  • take adequate and effective measures to guarantee the rights of individuals, or groups of individuals working to protect or promote the rights of future generations, including women, children and youth, Indigenous Peoples and environmental and human rights defenders (paras. 7(b) and 22(c) and (e)).

The Ocean and Future Generations

The Maastricht Principles make one express connection with the ocean. When they clarify the unique relationships with nature systems which are under threat for future generations, noting, “Peasants, local, and traditional communities, including small-scale fishers and fish workers… have a special relationship with the land, water, and natural processes on which they depend for their livelihoods. They play a vital role in conserving and restoring biodiversity, protecting cultural heritage, undertaking sustainable practices of agricultural production, and ensuring food security for present and future generations (para 12a).

The Maastricht Principles then clarify the scope of violations which consider the linkages between the rights of future generations and environmental human rights, which can be considered implicitly relevant also for the protection of the marine environment. This is the case of human rights violations by:

  • depriving future generations of sustainable and equitable enjoyment of natural resources, Nature or ecosystems necessary for the enjoyment of their rights to life, health, and an adequate standard of living for themselves and their families, including the rights to food, water, housing and sanitation (para 17(a)), which can be interpreted to include marine ecosystems;
  • contributing to a decline in biodiversity or to anthropogenic climate change (para 17(d)), which can be interpreted to include the loss of marine biodiversity;
  • entering or remaining in bilateral or multilateral agreements that undermine the enjoyment of human rights by future generations (para 17(i)), which can be interpreted to include bilateral and/or multilateral agreements at the ocean-climate nexus; and
  • taking measures that are foreseeably likely to result in the displacement of future generations from their land, territories and/or housing, or that deprive them of enjoyment of Nature, ecosystems or natural resources (para 17(k)), which can be interpreted to include the threat of displacement of Indigenous peoples, others coastal communities and small-scale fishers from marine areas and resources on which they depend.
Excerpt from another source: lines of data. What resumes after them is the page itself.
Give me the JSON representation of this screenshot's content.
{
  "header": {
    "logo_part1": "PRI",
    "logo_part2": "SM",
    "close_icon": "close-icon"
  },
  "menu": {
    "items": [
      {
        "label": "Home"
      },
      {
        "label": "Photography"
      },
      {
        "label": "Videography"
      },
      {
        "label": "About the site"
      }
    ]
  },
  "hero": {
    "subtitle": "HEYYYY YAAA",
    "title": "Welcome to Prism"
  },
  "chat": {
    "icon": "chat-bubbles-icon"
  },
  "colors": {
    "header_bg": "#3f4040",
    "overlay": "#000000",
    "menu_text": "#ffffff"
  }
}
The Maastricht Principles also note the role of both public and private actors in securing an equitable future for future generations, noting that States must take all necessary measures to protect the human rights of future generations against substantial risks posed by the conduct of public and private actors, including business enterprises (para 18(a)), which is also relevant to the role of business in ocean management (see here and here).

Together, all these considerations are relevant to ongoing Hub research on international processes and States’ obligations at the ocean-climate nexus. In particular, where the Maastricht Principles clarify that:
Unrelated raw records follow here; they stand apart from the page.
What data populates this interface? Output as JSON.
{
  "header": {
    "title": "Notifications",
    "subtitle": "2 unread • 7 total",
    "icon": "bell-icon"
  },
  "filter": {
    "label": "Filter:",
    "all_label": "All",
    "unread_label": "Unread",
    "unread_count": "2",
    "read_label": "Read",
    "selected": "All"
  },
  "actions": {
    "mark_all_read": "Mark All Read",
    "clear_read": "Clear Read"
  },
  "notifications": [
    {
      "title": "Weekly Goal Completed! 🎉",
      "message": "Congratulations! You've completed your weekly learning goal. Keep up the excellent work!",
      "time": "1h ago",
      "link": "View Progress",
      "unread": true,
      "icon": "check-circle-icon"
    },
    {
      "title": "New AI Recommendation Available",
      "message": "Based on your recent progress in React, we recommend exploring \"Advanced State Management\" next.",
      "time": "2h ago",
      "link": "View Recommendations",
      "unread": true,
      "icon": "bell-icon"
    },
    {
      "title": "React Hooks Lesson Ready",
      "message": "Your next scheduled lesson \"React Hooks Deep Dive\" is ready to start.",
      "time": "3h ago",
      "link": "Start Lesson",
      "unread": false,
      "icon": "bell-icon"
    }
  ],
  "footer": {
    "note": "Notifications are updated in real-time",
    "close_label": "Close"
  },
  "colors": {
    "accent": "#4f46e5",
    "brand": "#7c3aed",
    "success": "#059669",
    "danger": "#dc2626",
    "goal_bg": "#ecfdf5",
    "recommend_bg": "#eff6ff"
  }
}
  • recognising and ensuring the rights of future generations demands an evolution of decision-making processes to consider and ensure both justice and sustainability across an array of timescales including the present, near term and distant future (para vi);
  • obligations to protect the human rights of future generations extend to all conduct of States, whether through actions and omissions, and whether undertaken individually or collectively, including decisions made in their capacity as members of international or regional organisations. Such conduct includes, but is not limited to, the adoption or implementation of policies, practices, programs and legislation (para 13(b)0; and
  • future generations must be represented meaningfully and effectively in decision-making that may impact on their enjoyment of human rights (22a).

Related SDGs:

  • Good health and well-being
  • Quality education
  • Gender equality
  • Reduced inequality
  • Life below water
  • Peace, justice and strong institutions
  • Partnership for the goals